What is your favourite dish?

I don’t have any. I do travel a lot and like to eat foods from different part of the world. So it is very difficult for me to say which my favourite dish is.

Who is Ara?

Ara is the drummer that can dance and sing. That is who Ara is. Of course, the name Ara is my real name and not just a stage name as widely believed. It was given to me by my grand-father. My parents told me that they had a name for me when I was born here in Lagos but my grand-father sent words from Ondo and said this is the name you must give to the child. He told them that he has reasons.

A while ago, I met someone who has a Masters’ degree in Yoruba who was describing the first name by which ‘Gangan’ (talking drum) is known is ‘Nkan Ara’. So, I believe there is a spiritual connection to my name, to this drum and who I am today.

Briefly tell us about yourself.

Firstly, I am a Nigerian and my parents are from Ondo town in Ondo State. My mother is partly from Oyo and a descendant of late Alaafin of Oyo, Oba Abiodun Aderounmu. I am from a family of 9 and growing up for me was interesting. I grew up in Lagos where I was born and in Warri where my father was a Staff of United Bank for Africa (UBA) until his retirement as a top official in the Lagos Head Office. I lived a very sheltered and pampered life and had a lot of exposure in the course of which I travelled and met a lot of people in different parts of the world. I belong to different Clubs like Lion Club and all that.

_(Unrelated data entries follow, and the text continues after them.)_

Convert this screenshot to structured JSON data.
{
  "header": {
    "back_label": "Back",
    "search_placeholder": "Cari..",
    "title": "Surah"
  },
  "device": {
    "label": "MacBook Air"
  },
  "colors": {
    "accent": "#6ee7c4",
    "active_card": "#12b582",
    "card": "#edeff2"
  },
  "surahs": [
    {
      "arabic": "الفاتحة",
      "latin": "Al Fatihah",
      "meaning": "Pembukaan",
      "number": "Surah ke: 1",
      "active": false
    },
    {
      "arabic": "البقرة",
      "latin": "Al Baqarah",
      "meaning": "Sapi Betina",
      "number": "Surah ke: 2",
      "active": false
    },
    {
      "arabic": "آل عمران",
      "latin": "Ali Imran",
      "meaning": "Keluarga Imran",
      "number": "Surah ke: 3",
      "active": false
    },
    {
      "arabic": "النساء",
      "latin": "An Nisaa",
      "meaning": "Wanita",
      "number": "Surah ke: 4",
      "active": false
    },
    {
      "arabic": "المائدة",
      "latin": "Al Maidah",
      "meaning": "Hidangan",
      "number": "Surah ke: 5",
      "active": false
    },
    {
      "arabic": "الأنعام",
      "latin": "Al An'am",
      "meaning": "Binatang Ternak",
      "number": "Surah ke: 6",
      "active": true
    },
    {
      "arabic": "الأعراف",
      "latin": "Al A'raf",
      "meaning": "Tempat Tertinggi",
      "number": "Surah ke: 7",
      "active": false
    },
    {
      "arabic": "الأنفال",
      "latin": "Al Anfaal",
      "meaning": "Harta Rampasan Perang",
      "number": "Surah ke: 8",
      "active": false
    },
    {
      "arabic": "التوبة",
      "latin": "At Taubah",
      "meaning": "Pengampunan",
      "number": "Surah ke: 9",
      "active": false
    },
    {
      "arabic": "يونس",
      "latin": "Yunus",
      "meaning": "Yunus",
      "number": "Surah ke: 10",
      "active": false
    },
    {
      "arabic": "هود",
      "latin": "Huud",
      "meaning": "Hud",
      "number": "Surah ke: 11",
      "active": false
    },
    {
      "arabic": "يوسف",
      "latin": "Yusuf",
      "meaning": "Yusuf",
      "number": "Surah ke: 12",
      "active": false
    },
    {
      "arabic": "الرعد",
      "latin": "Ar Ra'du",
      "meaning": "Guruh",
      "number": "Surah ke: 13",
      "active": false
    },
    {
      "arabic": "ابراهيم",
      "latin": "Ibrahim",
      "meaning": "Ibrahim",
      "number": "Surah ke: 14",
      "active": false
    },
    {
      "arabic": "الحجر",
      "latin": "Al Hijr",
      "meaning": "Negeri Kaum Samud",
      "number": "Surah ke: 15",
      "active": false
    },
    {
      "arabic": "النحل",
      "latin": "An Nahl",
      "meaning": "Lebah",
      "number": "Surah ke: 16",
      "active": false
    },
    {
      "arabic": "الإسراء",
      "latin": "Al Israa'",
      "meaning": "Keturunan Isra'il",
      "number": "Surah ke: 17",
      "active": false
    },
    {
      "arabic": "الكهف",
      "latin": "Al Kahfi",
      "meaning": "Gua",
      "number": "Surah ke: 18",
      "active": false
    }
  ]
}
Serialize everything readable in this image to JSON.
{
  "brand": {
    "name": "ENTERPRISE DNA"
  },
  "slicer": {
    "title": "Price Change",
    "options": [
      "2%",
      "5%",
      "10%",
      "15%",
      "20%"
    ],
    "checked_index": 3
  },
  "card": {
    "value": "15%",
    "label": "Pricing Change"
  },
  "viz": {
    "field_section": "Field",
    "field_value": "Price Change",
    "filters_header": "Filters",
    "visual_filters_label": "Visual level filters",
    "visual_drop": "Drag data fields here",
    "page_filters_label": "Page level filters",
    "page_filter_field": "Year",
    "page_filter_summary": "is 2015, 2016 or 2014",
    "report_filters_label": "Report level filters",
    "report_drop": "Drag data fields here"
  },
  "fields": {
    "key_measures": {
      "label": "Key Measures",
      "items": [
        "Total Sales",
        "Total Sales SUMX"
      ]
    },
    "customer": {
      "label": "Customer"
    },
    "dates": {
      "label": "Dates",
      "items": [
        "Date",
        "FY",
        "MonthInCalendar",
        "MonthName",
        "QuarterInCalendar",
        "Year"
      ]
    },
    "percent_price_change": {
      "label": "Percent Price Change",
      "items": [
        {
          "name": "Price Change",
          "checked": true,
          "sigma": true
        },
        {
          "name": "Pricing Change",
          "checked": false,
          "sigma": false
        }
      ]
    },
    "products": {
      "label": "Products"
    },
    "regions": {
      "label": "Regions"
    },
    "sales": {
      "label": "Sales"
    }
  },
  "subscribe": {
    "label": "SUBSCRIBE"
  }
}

I was born January 23, 1975. I attended International Nursery School, Lagos; Nana Primary School, Warri; Our Lady’s High School, Effunrun and Folashaye Girls Grammar School in Akure. I got into the University of Ilorin in 1993 to read Law but I changed my course to study Performing Arts because that was what I wanted to do. As fate would have it, I did not finish school before going into Music. In 1999, I went back to Ambrose Ali University, Ekpoma, Edo State to study English and was the Vice-President of my Department. I was in my second year going to my third year when I met Atunda Entertainments. I was advised to transfer my studies to the University of Lagos but the issue of the scrapping of Satellite Campuses came up and I had to let go. Later, I registered with a school abroad but it was not easy.

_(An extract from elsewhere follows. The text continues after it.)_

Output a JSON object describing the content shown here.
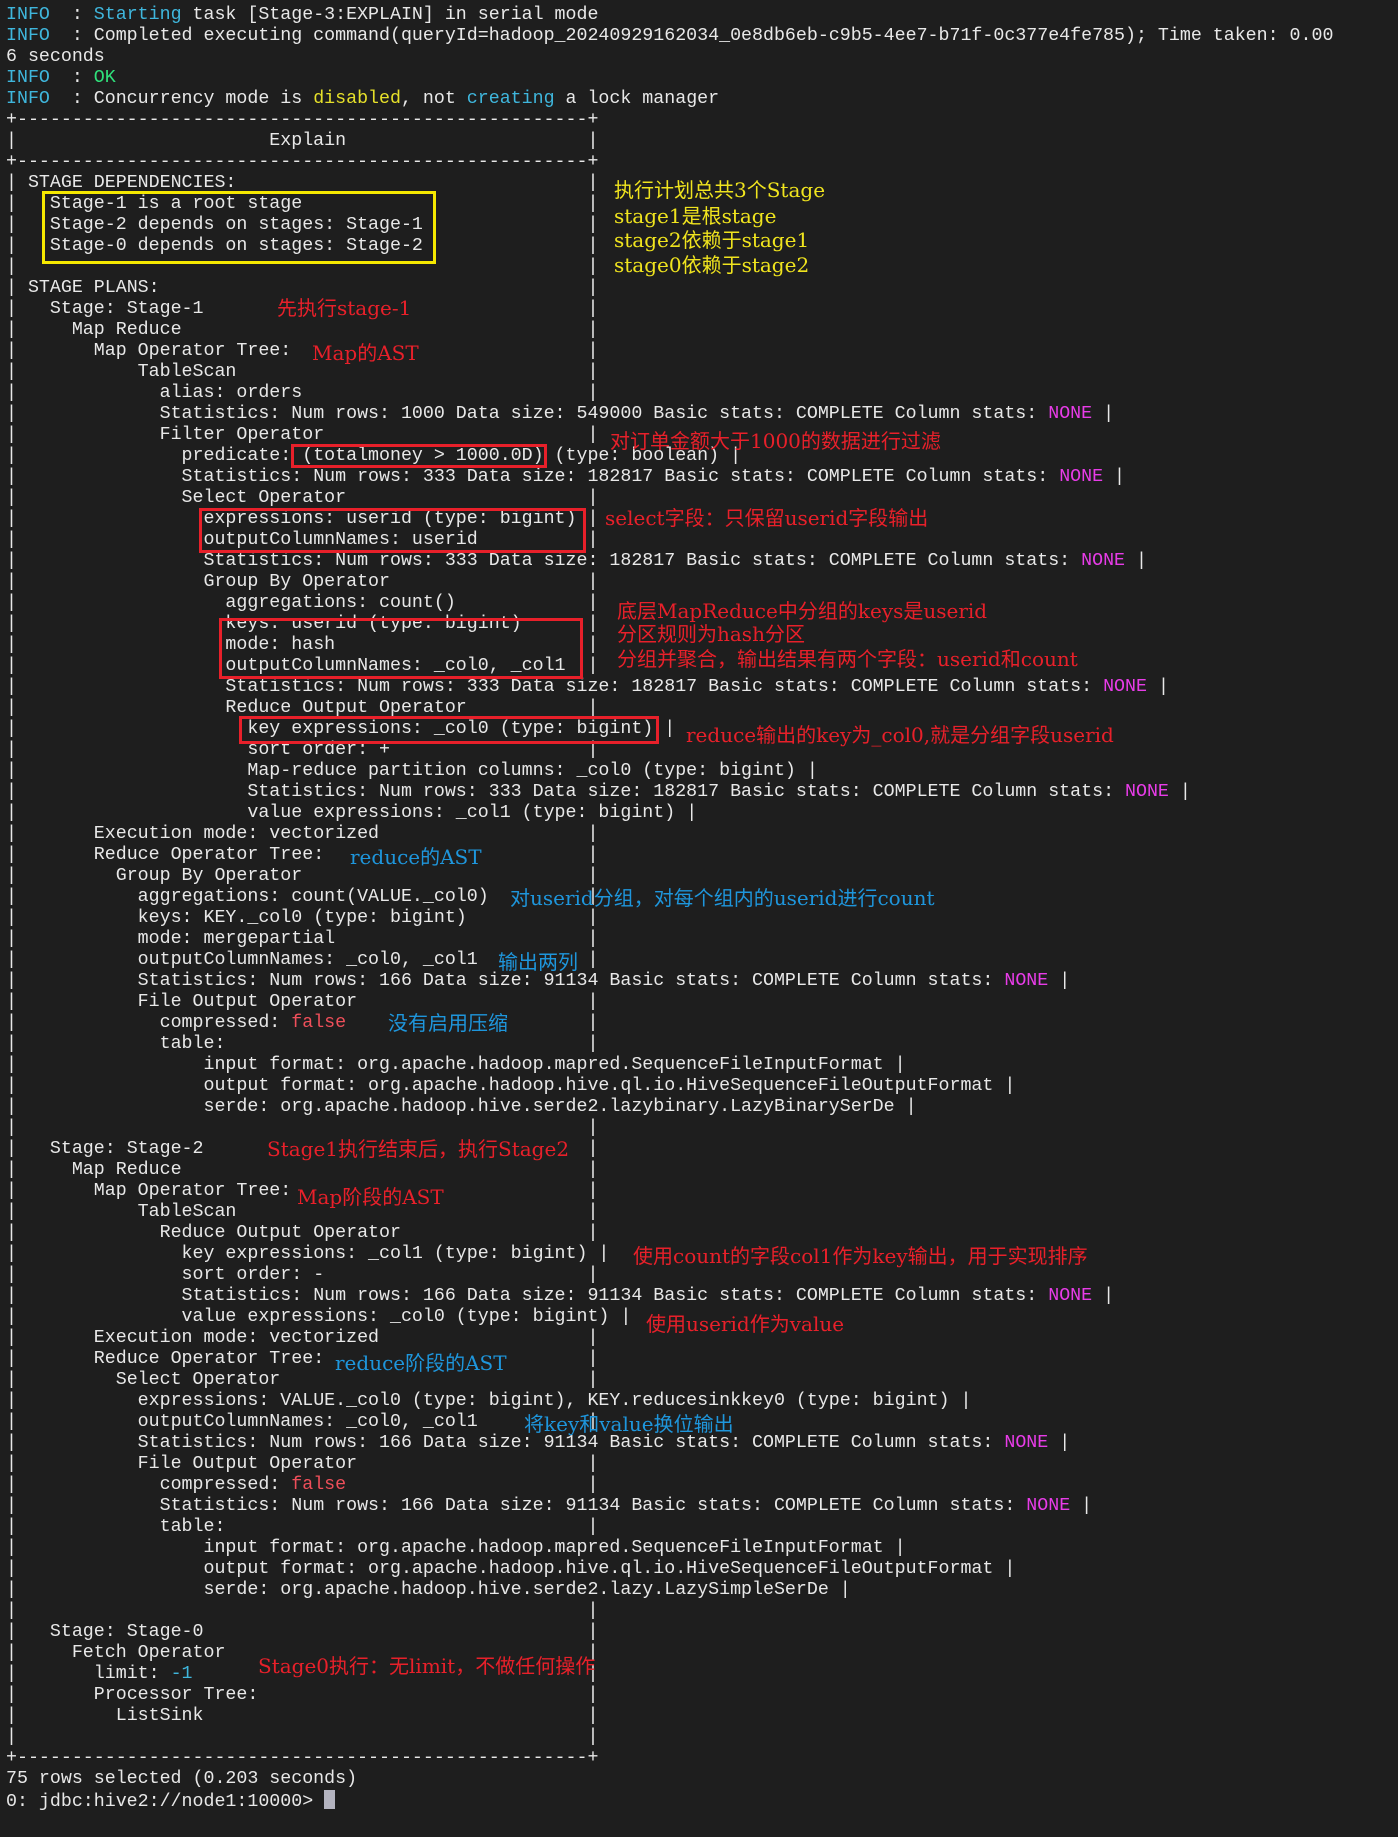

In the process of transforming me from Lolaola into Ara, I had to go into hibernation – I was away from everyone to discover who I am today because Ara was first Tracy, was first ‘Yemoja’, was Lolaola then Ara. I was looking for my identity all through these years.

On the long run, I just told myself, I convinced my family because they believe so much in me – my dad especially that this is what I want to do. Though, my Head of Department would not let me go because I was one of the best students, but I believe education is always there. It is forever but opportunity comes once in a lifetime.

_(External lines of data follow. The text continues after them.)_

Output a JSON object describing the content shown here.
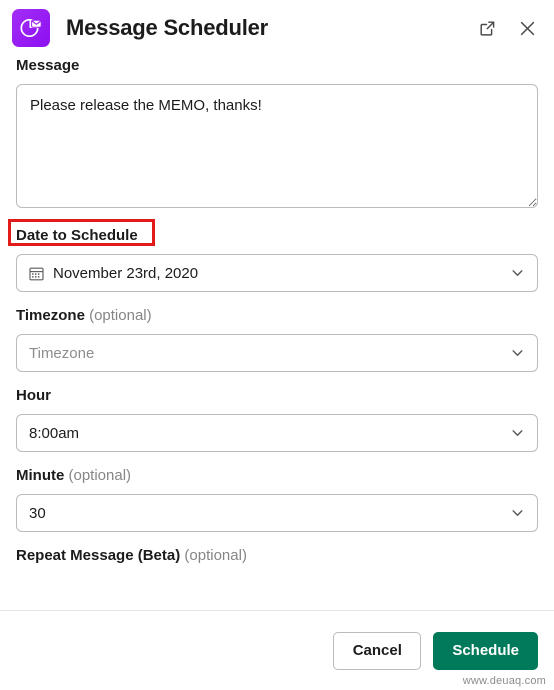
{
  "header": {
    "title": "Message Scheduler",
    "app_icon_name": "clock-envelope-icon",
    "accent_color": "#9b1ff5",
    "open_external_label": "Open in new window",
    "close_label": "Close"
  },
  "form": {
    "message": {
      "label": "Message",
      "value": "Please release the MEMO, thanks!",
      "placeholder": "Message"
    },
    "date": {
      "label": "Date to Schedule",
      "value": "November 23rd, 2020",
      "icon": "calendar-icon"
    },
    "timezone": {
      "label": "Timezone",
      "optional": "(optional)",
      "value": "",
      "placeholder": "Timezone"
    },
    "hour": {
      "label": "Hour",
      "value": "8:00am"
    },
    "minute": {
      "label": "Minute",
      "optional": "(optional)",
      "value": "30"
    },
    "repeat": {
      "label": "Repeat Message (Beta)",
      "optional": "(optional)"
    }
  },
  "annotation": {
    "target": "Date to Schedule",
    "color": "#e01b19"
  },
  "footer": {
    "cancel_label": "Cancel",
    "submit_label": "Schedule",
    "submit_color": "#007a5a"
  },
  "watermark": {
    "text": "www.deuaq.com"
  }
}
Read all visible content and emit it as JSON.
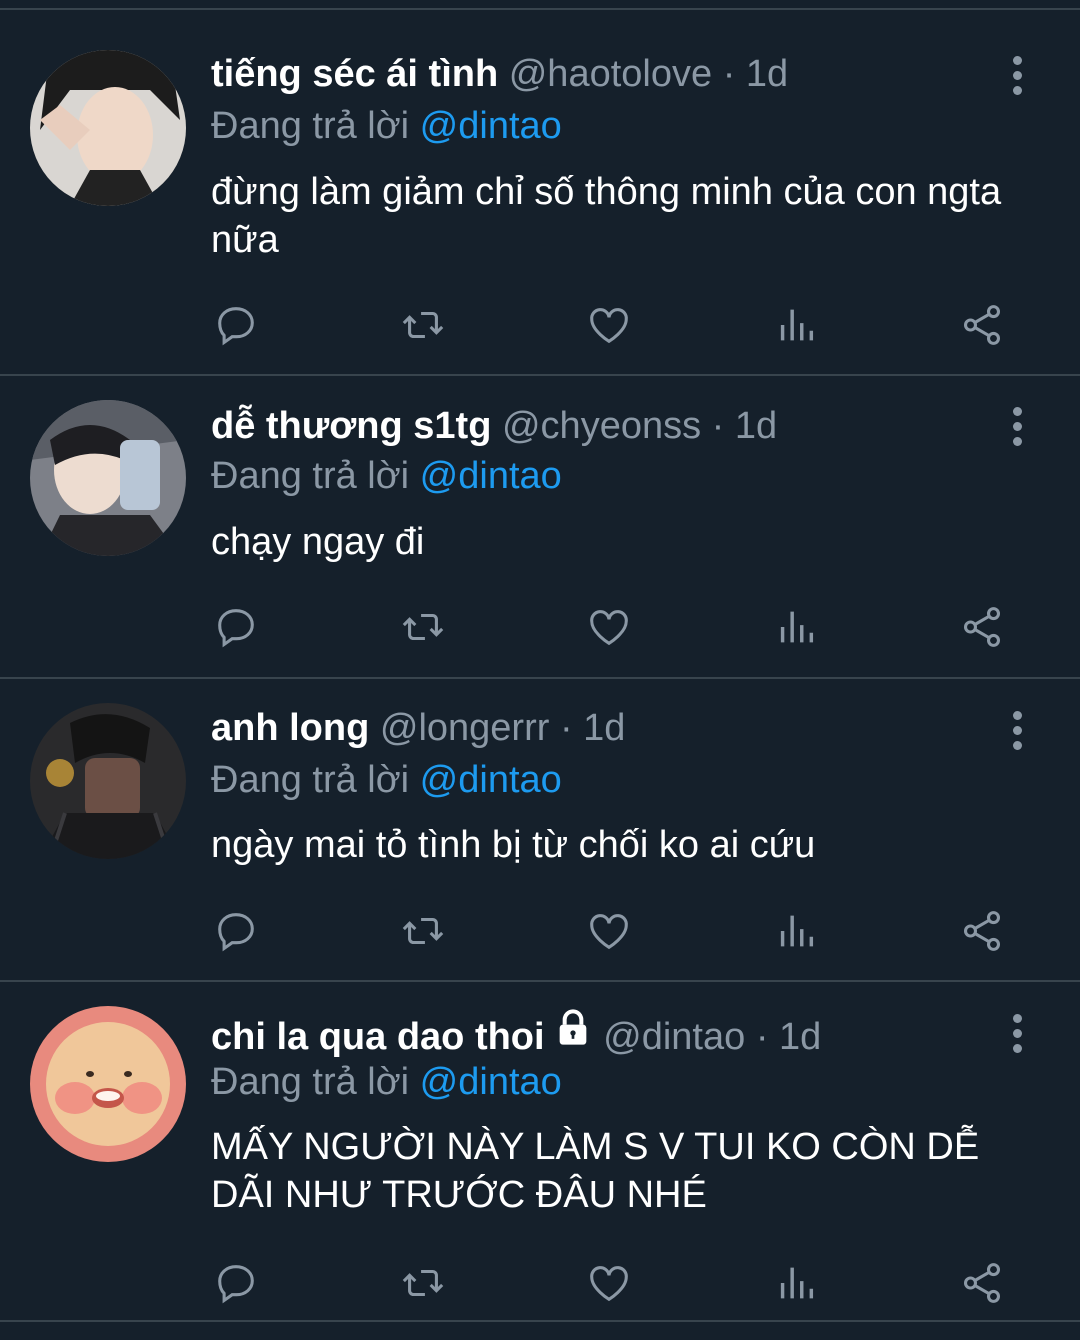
{
  "tweets": [
    {
      "name": "tiếng séc ái tình",
      "handle": "@haotolove",
      "time": "· 1d",
      "reply_prefix": "Đang trả lời",
      "reply_to": "@dintao",
      "text": "đừng làm giảm chỉ số thông minh của con ngta nữa",
      "avatar_color": "#3a3a3a",
      "locked": false
    },
    {
      "name": "dễ thương s1tg",
      "handle": "@chyeonss",
      "time": "· 1d",
      "reply_prefix": "Đang trả lời",
      "reply_to": "@dintao",
      "text": "chạy ngay đi",
      "avatar_color": "#4a4f57",
      "locked": false
    },
    {
      "name": "anh long",
      "handle": "@longerrr",
      "time": "· 1d",
      "reply_prefix": "Đang trả lời",
      "reply_to": "@dintao",
      "text": "ngày mai tỏ tình bị từ chối ko ai cứu",
      "avatar_color": "#2b2b2e",
      "locked": false
    },
    {
      "name": "chi la qua dao thoi",
      "handle": "@dintao",
      "time": "· 1d",
      "reply_prefix": "Đang trả lời",
      "reply_to": "@dintao",
      "text": "MẤY NGƯỜI NÀY LÀM S V TUI KO CÒN DỄ DÃI NHƯ TRƯỚC ĐÂU NHÉ",
      "avatar_color": "#e0857a",
      "locked": true
    }
  ],
  "icons": {
    "reply": "reply-icon",
    "retweet": "retweet-icon",
    "like": "heart-icon",
    "views": "views-icon",
    "share": "share-icon",
    "more": "more-vertical-icon",
    "lock": "lock-icon"
  },
  "colors": {
    "background": "#15202b",
    "secondary_text": "#8b98a5",
    "accent": "#1d9bf0",
    "divider": "#38444d"
  }
}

At first, it was not easy. A lot of people said so many things but I am a focused person. I am very happy today for where I am and a blessing to a lot of people.          

Finally what is your name, your real name?

I am Aralola Olamuyiwa but the name I want everybody to know me by is Ara and that is actually my name and I actually want to leave it at that – Ara, the enigma, the first reputable female talking drummer in the world.